Wherever a line holds the word "آنلاین", copy that line from the data.

====== Extracted entries ======

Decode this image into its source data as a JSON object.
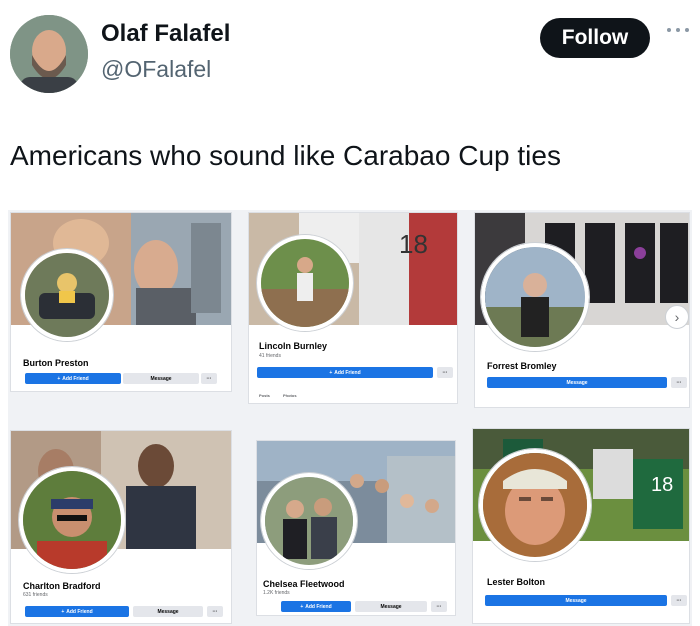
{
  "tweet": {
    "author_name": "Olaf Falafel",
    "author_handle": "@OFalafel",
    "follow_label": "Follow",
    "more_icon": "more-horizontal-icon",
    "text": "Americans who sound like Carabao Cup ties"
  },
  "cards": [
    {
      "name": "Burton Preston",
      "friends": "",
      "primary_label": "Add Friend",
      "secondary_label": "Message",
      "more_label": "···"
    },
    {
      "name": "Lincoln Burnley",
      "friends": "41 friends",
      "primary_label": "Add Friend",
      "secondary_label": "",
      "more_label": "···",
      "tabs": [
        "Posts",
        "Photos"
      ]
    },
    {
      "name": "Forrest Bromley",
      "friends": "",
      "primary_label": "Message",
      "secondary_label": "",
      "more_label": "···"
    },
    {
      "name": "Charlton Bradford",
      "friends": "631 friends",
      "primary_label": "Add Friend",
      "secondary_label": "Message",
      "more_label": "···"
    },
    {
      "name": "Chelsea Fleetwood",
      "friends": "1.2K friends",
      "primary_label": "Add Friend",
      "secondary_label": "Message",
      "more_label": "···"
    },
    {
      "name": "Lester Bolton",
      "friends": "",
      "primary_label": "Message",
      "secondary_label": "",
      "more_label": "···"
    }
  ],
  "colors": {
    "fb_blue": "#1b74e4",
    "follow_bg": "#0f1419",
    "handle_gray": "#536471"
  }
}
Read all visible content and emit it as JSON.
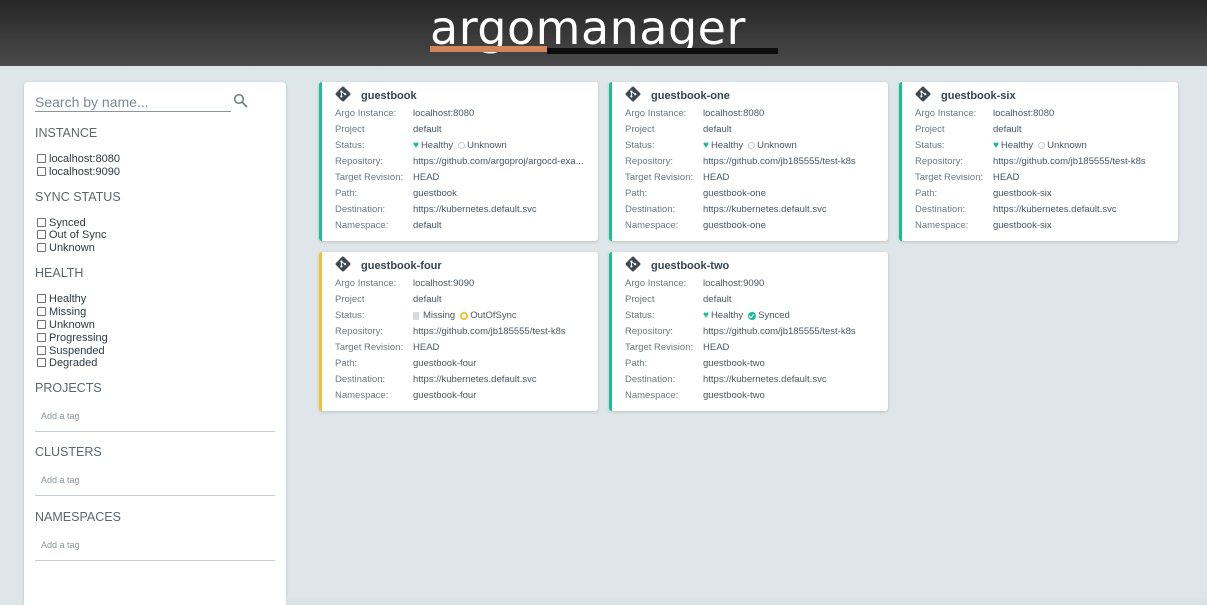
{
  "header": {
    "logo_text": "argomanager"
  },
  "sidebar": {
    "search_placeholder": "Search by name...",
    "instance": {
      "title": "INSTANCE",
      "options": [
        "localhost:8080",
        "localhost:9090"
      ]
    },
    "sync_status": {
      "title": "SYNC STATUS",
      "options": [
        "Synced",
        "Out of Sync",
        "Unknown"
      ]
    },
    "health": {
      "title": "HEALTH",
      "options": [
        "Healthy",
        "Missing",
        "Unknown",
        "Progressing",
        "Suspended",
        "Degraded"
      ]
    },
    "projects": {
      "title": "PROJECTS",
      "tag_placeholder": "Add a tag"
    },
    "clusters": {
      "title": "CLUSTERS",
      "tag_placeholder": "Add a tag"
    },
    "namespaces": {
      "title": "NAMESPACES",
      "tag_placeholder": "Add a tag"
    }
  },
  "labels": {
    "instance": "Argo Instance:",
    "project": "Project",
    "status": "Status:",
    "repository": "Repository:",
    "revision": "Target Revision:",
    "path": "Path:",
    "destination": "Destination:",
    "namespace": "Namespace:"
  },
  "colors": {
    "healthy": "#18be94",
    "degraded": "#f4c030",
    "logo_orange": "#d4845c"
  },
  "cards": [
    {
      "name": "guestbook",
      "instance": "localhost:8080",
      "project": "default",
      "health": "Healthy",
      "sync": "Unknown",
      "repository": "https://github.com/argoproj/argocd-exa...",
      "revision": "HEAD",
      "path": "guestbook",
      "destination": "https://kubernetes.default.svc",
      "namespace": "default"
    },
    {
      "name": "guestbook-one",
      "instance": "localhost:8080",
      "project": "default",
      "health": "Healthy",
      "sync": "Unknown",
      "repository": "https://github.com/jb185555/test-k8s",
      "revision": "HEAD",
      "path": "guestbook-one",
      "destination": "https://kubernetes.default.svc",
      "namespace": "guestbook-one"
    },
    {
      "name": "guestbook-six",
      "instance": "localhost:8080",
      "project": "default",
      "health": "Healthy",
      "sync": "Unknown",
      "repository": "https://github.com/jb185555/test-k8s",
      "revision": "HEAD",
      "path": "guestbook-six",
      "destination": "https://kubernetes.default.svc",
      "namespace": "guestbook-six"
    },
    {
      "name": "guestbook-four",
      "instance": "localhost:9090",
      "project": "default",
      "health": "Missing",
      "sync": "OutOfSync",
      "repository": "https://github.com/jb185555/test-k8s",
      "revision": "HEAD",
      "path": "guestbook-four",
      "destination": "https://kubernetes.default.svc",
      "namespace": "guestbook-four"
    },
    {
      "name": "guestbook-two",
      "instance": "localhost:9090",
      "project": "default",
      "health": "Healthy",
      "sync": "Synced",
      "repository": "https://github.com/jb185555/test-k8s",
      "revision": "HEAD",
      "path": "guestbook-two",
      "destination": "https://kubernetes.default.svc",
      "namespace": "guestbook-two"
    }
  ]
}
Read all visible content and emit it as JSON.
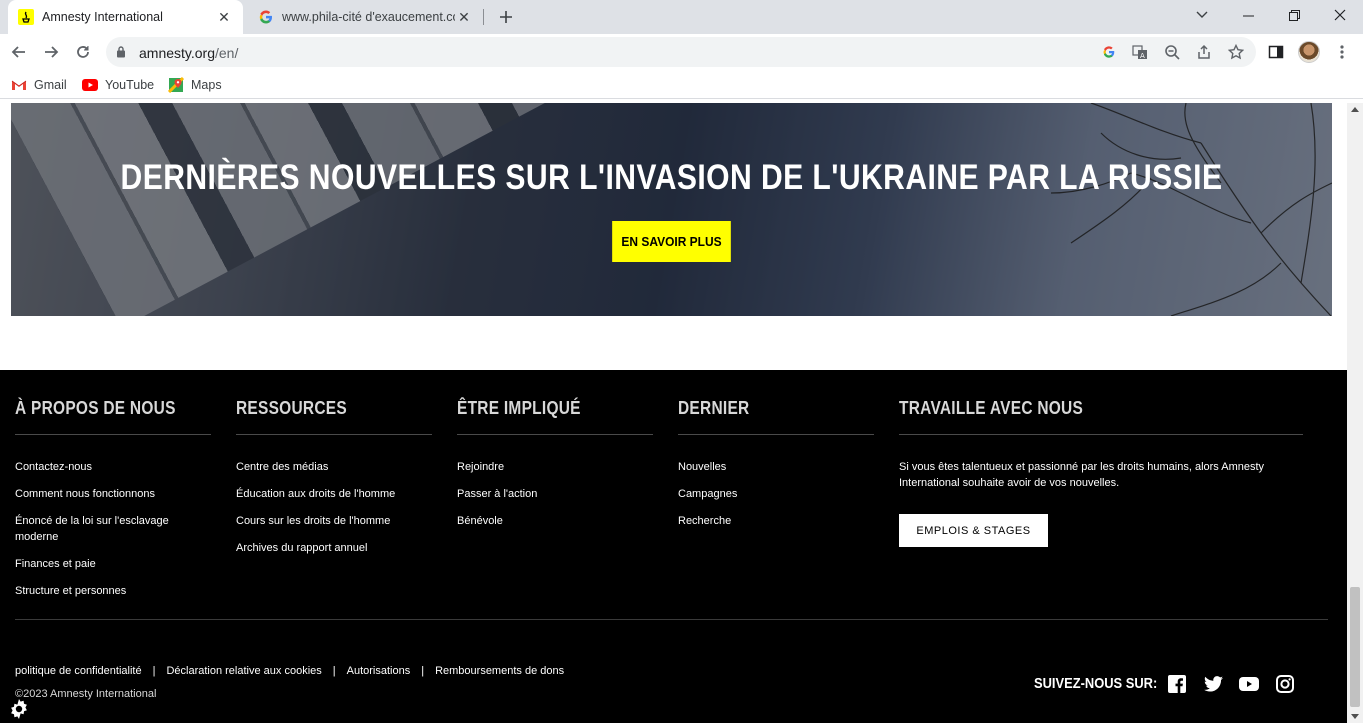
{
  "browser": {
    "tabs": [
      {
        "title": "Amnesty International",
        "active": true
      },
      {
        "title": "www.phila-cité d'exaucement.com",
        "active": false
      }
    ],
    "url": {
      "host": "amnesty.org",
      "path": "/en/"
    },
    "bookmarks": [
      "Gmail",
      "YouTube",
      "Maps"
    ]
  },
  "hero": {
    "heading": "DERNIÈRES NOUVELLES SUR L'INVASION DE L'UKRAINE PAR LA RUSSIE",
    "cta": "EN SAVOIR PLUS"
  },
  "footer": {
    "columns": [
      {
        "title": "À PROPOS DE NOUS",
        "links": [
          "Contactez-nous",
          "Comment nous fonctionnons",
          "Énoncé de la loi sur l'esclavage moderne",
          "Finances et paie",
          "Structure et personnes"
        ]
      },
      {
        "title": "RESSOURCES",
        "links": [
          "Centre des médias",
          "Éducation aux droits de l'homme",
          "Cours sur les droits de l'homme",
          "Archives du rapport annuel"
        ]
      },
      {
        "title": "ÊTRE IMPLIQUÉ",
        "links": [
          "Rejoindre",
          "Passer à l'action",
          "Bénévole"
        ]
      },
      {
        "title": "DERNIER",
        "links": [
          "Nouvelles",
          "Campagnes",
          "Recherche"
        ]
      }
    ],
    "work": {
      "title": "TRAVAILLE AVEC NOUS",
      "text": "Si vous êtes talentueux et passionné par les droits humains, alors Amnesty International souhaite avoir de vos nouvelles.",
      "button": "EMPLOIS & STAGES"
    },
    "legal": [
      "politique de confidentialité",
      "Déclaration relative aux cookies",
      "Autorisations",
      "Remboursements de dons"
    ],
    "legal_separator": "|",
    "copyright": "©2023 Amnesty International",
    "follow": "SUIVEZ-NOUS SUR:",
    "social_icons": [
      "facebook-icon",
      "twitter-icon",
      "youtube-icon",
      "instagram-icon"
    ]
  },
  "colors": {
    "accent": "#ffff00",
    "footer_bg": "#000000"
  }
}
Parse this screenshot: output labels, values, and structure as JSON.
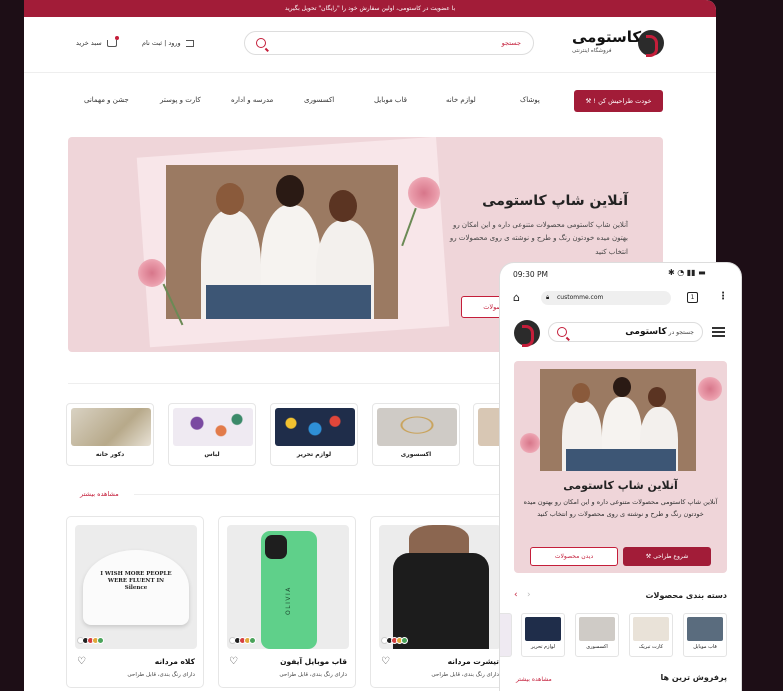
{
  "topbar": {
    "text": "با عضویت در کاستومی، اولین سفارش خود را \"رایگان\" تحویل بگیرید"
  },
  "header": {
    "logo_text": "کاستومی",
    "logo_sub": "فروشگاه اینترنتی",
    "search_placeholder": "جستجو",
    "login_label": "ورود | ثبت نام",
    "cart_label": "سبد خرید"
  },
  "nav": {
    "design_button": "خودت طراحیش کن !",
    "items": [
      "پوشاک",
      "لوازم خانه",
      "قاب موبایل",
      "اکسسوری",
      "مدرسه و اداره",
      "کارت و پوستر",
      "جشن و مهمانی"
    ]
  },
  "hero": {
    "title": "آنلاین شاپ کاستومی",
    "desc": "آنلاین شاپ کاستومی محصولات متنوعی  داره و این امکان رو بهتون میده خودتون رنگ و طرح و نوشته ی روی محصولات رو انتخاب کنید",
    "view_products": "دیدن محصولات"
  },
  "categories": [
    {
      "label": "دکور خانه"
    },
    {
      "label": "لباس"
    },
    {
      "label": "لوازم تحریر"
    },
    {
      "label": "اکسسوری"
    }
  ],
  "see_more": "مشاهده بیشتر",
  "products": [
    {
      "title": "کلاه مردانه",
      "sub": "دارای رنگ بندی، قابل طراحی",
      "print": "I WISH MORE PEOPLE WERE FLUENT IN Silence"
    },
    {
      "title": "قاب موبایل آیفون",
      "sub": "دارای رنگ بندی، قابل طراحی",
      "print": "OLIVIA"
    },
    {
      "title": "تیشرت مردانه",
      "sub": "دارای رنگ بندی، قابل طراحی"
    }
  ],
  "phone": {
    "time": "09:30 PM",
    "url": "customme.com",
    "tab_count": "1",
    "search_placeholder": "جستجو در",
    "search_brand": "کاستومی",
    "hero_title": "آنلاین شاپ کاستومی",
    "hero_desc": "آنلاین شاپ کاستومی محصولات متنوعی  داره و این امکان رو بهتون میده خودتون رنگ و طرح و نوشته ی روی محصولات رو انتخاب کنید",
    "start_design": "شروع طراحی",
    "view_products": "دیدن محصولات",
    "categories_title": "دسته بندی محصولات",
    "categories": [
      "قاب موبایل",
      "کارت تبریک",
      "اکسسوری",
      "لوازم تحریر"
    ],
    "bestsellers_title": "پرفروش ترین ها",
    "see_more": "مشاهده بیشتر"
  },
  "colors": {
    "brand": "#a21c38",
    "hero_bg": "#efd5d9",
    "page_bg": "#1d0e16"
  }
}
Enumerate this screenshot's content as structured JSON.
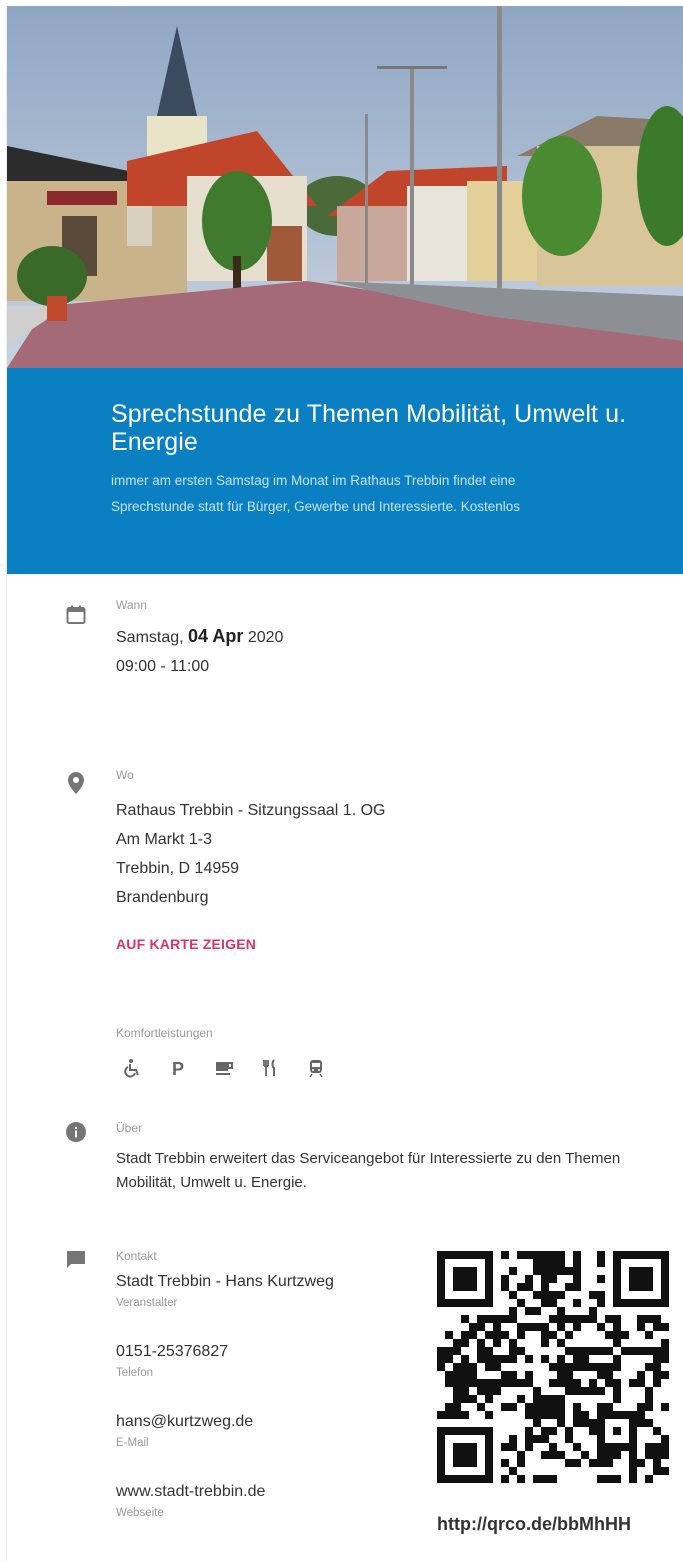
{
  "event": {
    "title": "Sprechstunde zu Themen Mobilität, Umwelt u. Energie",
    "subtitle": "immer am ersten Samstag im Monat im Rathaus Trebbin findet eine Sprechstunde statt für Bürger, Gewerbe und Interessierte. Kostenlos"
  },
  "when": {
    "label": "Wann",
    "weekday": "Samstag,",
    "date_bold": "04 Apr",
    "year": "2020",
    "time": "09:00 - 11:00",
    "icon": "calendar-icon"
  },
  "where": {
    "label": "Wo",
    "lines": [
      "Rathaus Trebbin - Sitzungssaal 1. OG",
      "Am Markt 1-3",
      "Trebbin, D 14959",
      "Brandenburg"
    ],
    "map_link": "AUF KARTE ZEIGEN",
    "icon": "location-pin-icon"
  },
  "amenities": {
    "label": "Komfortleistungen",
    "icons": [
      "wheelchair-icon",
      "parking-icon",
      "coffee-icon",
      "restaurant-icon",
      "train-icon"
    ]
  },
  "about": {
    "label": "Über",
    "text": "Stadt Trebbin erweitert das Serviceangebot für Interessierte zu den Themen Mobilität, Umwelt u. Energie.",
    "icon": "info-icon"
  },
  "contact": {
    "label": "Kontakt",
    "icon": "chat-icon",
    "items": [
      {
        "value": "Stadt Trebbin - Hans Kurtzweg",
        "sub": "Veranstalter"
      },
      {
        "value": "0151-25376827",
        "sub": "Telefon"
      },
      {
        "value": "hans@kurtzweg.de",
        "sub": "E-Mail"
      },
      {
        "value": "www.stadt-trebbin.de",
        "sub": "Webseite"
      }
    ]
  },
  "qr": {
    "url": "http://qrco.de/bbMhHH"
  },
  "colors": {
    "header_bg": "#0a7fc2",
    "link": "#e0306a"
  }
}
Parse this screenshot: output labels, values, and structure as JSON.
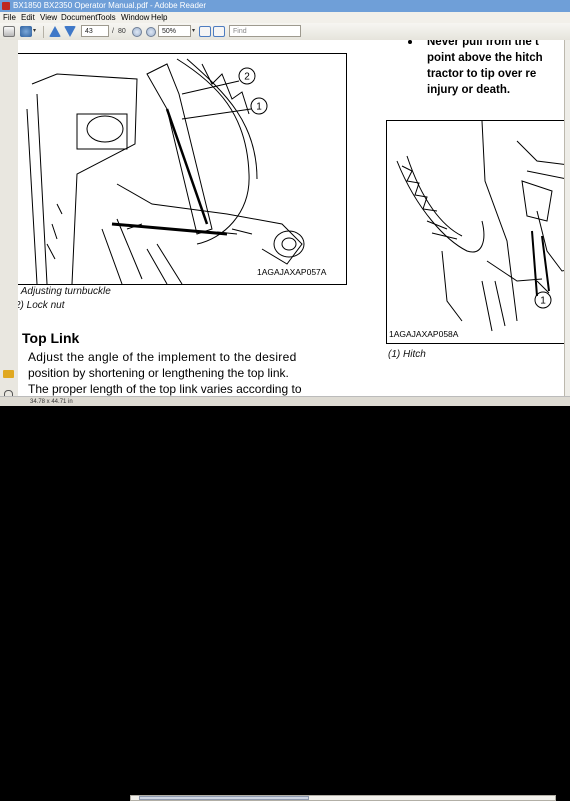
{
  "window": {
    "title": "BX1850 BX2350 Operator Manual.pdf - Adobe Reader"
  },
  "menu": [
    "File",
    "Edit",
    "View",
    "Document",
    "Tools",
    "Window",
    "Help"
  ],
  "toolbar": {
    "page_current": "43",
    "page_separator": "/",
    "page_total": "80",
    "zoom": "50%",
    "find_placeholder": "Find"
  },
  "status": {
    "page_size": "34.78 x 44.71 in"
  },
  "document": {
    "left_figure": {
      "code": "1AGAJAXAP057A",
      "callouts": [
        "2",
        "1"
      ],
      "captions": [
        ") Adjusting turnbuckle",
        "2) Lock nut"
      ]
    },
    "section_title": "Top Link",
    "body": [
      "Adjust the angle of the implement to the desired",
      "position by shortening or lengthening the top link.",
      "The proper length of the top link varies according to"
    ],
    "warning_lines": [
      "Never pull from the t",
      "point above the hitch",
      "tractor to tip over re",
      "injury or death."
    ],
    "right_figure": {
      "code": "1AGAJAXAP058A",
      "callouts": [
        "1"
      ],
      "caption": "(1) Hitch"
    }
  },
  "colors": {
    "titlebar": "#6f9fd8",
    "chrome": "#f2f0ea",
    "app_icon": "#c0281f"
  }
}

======

Answer space>
    "title": "آنلاین شاپ کاستومی",
    "desc": "آنلاین شاپ کاستومی محصولات متنوعی  داره و این امکان رو بهتون میده خودتون رنگ و طرح و نوشته ی روی محصولات رو انتخاب کنید",
    "hero_title": "آنلاین شاپ کاستومی",
    "hero_desc": "آنلاین شاپ کاستومی محصولات متنوعی  داره و این امکان رو بهتون میده خودتون رنگ و طرح و نوشته ی روی محصولات رو انتخاب کنید",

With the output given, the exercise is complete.